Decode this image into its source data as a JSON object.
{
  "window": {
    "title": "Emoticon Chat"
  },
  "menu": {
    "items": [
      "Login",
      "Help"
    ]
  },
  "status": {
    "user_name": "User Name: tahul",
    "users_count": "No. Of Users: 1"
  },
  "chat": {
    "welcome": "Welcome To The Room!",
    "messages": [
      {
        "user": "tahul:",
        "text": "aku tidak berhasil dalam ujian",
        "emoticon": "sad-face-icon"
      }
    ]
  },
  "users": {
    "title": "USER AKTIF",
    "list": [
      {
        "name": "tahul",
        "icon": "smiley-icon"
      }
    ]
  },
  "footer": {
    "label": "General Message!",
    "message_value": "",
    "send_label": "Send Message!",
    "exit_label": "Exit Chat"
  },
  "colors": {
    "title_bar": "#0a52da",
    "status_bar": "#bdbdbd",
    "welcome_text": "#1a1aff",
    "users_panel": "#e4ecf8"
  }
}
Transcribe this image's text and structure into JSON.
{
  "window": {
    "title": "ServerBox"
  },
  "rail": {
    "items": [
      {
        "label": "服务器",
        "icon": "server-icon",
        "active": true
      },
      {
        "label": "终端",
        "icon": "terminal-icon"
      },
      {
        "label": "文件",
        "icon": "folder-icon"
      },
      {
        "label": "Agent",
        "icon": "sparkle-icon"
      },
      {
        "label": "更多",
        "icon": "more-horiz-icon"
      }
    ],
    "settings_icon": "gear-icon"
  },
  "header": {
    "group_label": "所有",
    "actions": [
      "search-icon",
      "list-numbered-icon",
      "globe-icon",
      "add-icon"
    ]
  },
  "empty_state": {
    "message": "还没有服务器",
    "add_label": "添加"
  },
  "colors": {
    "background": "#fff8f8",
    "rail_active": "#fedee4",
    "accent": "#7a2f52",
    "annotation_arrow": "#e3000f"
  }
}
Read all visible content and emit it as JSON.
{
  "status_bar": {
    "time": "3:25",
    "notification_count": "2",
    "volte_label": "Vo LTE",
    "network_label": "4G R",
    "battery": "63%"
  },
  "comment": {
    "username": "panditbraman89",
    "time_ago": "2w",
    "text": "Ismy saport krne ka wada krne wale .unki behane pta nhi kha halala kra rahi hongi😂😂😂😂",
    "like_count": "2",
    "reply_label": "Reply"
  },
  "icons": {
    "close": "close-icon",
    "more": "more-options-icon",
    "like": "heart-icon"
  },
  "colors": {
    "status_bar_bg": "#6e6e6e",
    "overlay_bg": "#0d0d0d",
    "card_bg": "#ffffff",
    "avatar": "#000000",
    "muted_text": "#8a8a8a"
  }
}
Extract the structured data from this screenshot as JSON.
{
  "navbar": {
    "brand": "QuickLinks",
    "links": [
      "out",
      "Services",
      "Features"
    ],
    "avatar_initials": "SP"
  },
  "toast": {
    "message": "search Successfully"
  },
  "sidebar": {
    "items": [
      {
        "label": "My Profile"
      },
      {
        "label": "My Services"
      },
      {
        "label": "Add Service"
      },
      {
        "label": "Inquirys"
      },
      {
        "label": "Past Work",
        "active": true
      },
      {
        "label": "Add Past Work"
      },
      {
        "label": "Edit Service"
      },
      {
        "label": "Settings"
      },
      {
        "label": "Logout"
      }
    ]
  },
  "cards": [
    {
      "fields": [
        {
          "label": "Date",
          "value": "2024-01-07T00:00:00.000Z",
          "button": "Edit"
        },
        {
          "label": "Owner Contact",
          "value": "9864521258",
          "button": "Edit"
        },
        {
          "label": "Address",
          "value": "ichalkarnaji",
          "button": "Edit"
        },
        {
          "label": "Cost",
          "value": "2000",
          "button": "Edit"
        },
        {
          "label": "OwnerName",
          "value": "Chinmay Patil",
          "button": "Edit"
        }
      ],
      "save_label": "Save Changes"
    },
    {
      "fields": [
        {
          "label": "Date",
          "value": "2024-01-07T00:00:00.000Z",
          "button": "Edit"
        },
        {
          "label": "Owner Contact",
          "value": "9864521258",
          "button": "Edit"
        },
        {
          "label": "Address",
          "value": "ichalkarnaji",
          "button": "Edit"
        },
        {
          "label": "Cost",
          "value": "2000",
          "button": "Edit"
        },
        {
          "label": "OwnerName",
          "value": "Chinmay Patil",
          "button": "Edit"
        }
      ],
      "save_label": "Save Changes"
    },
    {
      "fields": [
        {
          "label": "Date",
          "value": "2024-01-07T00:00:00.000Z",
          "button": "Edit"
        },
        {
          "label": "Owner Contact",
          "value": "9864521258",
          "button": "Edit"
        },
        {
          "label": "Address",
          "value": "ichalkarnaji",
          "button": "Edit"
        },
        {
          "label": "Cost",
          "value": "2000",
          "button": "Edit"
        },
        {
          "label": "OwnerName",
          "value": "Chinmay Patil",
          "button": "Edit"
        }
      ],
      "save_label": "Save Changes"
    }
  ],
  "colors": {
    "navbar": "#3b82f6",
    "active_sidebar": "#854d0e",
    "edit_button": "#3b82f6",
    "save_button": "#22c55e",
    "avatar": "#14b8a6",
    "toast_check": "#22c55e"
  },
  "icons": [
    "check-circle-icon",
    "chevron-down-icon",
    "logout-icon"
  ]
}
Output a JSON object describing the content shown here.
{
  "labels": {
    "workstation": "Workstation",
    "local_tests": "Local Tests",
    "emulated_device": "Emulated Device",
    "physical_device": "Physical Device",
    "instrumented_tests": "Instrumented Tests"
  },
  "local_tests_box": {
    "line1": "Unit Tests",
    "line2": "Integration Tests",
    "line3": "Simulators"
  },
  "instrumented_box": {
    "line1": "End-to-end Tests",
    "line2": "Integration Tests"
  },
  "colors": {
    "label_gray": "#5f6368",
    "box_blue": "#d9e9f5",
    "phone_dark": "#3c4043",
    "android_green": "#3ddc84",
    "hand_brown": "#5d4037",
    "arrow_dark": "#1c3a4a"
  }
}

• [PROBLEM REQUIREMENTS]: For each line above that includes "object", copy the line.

• [EXERCISE ANSWER]:
Decode this image into its source data as a JSON object.
Output a JSON object describing the content shown here.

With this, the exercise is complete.